The Hydrogen Council (a global coalition aiming to accelerate energy transition with 134 companies from across the globe representing the entire hydrogen value chain and working towards the development of hydrogen solutions to foster the decarbonisation of economies)has predicted that the cost of hydrogen solutions come down by 50 per cent by 2030, making hydrogen competitive with other low-carbon alternatives.In the sector of green hydrogen, learning from the ability of the Indian industries would be advantageous for the Paraguayan market. India can dwell upon exporting cost-effective renewable hydrogen along similar lines as natural gas. In subsequent years, this can open up a great opportunity for Latin America to become a significant hydrogen producer with two-pronged benefits- easing the process of energy transition while generating the much-needed foreign exchange through exports. Clearly, the future of this energy partnership would be centred ontechnological advances.
With regards to Indian presence, around 600 Indians, mostly Gujaratis and Sindhis, reside in Paraguay, primarily in the city of Ciudad del Este in south-eastern Paraguay (MEA Bilateral Brief 2020).That implies enormous efforts to build people-to-people connections. To make it plausible, travel has to be made easier between the two countries, the impetus needs to be given to air connectivity to boost tourism which is a flourishing sector in Paraguay and is affordable for Indians given the favourable exchange rate. Besides, a business-friendly visa regime needs to be ushered in for Indian business persons to proliferate commercial relations.
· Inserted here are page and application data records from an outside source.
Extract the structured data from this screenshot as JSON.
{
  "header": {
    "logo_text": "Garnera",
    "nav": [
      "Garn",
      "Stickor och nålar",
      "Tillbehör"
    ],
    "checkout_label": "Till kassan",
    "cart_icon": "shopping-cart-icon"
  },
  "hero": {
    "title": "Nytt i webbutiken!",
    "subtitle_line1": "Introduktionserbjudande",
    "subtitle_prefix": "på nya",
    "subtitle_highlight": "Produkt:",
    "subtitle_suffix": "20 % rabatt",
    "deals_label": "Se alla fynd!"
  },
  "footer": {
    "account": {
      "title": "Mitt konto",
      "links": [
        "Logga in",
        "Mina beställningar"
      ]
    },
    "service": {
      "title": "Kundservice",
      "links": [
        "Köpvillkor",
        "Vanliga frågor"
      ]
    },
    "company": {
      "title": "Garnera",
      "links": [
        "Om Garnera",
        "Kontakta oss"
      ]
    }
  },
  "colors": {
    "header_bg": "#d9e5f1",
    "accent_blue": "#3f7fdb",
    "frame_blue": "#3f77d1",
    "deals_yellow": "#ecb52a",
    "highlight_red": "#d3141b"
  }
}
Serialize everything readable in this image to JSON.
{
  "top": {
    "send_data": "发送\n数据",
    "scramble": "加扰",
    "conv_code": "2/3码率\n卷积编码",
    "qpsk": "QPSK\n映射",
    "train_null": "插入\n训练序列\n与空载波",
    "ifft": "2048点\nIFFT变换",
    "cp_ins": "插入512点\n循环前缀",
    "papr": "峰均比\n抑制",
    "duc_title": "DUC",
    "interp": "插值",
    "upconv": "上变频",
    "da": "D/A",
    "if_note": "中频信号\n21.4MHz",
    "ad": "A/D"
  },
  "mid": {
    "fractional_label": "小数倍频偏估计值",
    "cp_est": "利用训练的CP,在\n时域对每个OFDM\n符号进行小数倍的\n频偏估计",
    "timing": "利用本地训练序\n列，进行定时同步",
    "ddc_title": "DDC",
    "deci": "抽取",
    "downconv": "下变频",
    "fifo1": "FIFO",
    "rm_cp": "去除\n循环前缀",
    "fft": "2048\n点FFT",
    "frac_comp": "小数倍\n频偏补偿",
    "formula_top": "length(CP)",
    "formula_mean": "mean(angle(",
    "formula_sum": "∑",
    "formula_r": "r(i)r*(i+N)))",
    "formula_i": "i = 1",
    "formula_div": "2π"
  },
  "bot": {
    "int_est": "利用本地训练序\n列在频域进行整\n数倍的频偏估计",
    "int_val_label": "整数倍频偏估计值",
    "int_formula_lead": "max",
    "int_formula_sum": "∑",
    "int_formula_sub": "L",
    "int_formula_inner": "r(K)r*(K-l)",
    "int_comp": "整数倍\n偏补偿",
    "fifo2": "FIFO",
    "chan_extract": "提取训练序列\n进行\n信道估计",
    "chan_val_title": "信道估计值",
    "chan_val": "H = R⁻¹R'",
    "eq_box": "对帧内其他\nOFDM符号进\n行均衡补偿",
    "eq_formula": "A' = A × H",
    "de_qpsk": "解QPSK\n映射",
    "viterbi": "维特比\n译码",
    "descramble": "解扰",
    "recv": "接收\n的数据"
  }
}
Another dimension of importance has been the cultural cooperation manifested through the organisation of the “Festival of India” in Paraguay by the Indian Embassy in Argentina, in two cities: Ciudad del Este and Asuncion. In addition, enabling exchanges between academics and universities and between travel professionals and stakeholders in tourism would portend genuine intent. Paraguayan diplomats have attended the PCFD Course run by the Foreign Service Institute of India from time to time.
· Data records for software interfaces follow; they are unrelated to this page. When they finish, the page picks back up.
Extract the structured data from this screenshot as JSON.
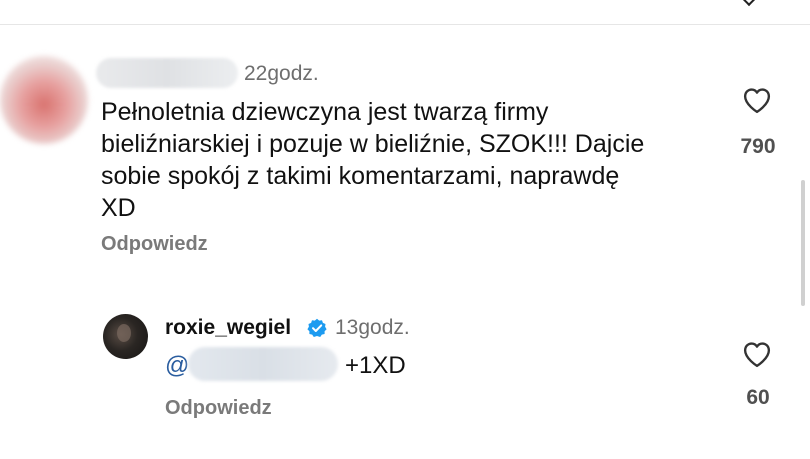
{
  "comment": {
    "time": "22godz.",
    "lines": [
      "Pełnoletnia dziewczyna jest twarzą firmy",
      "bieliźniarskiej i pozuje w bieliźnie, SZOK!!! Dajcie",
      "sobie spokój z takimi komentarzami, naprawdę",
      "XD"
    ],
    "reply_label": "Odpowiedz",
    "like_count": "790"
  },
  "reply": {
    "username": "roxie_wegiel",
    "verified": true,
    "time": "13godz.",
    "mention_prefix": "@",
    "text": "+1XD",
    "reply_label": "Odpowiedz",
    "like_count": "60"
  },
  "icons": {
    "like": "heart-outline-icon",
    "verified": "verified-badge-icon",
    "top_right": "chevron-icon"
  },
  "colors": {
    "verified_blue": "#1d9bf0",
    "mention_blue": "#2a5d9f",
    "secondary_text": "#6e6e6e"
  }
}
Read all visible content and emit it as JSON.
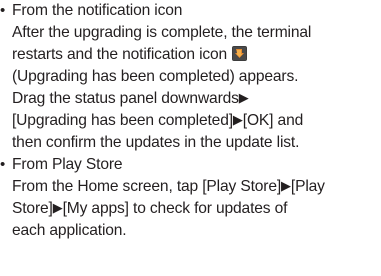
{
  "items": [
    {
      "heading": "From the notification icon",
      "lines": [
        "After the upgrading is complete, the terminal",
        "restarts and the notification icon",
        "(Upgrading has been completed) appears.",
        "Drag the status panel downwards",
        "[Upgrading has been completed]",
        "[OK] and",
        "then confirm the updates in the update list."
      ]
    },
    {
      "heading": "From Play Store",
      "lines": [
        "From the Home screen, tap [Play Store]",
        "[Play",
        "Store]",
        "[My apps] to check for updates of",
        "each application."
      ]
    }
  ],
  "bullet_glyph": "•",
  "arrow_glyph": "▶",
  "notification_icon": "upgrade-complete-notification-icon"
}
Another interesting fact that is crucial in international relations is that Paraguay happens to be one of the fifteen countries with which Taiwan has formal diplomatic relations. By this consideration, it is the one country in the region that has been able to keep China out and for this reason, India can use this as an opportunity to become Paraguay’s strategic partner in the space sector, especially in an effort to boost its space program at a low cost. The proximity can be fathomed by the fact that as part of its vaccine maitri programme, India supplied it with Covaxin, at a time when the country was tempted by Chinese offers of a vaccine.
To augment the cooperation, the supportive aspects have been the similar visions and stands proclaimed on issues like the agreement to cooperate to deal with terrorism, combating the threats of climate change and global warming or concerns with WTO rules. India and Paraguay have resonated in unison on the need for restructuring the United Nations. Paraguay’s decision to sign the International Solar Alliance (ratification is still under process), an initiative by India and France, ushers in a positive step.
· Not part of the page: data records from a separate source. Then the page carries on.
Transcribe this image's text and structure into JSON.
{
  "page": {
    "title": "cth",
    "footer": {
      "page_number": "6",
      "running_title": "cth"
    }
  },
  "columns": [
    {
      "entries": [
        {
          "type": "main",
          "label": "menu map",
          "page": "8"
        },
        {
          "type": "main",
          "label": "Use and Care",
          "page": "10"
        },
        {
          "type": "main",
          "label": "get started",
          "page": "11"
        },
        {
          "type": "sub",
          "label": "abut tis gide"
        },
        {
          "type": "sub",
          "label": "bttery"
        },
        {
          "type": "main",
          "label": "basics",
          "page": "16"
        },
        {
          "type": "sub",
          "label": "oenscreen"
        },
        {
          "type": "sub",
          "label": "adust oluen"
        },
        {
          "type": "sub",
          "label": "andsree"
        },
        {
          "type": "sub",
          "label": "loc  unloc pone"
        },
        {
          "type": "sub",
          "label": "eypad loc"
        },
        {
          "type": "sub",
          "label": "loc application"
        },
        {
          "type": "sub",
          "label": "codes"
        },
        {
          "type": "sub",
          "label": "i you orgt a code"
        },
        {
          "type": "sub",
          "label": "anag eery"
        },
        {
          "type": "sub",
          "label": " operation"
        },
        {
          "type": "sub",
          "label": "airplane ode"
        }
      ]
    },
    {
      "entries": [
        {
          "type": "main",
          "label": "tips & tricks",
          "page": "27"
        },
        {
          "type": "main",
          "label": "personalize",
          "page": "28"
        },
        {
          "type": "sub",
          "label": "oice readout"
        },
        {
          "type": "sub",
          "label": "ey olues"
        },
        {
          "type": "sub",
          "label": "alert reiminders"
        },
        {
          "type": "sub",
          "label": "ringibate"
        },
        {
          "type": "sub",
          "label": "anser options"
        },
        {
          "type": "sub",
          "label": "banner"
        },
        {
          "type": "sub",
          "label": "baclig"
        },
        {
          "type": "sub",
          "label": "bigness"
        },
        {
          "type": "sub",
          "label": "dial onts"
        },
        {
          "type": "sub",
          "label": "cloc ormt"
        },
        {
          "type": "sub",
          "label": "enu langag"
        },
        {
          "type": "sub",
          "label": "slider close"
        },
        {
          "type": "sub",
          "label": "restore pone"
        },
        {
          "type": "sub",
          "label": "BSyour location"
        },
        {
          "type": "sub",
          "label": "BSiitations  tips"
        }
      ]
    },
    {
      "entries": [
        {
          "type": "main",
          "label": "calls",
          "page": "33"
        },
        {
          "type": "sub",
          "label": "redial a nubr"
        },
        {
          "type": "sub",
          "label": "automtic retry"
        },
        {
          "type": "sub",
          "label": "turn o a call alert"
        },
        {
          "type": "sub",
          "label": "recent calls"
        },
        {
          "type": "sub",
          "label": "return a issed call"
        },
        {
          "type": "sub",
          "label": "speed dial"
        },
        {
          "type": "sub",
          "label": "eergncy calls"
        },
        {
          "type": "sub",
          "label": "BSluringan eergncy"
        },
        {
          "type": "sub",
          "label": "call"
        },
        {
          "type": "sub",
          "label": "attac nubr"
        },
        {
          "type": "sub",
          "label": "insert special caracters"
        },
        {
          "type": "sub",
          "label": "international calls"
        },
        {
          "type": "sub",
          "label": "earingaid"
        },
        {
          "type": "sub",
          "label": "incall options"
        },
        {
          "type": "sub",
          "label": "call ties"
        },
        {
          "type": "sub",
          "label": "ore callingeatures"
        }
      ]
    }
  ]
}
(The author is faculty of Latin American studies at CCUS&LAS, School of International Studies, JNU. Email: email@example.com Views expressed are personal and do not reflect the official position or policy of Financial Express Online. Reproducing this content without permission is prohibited).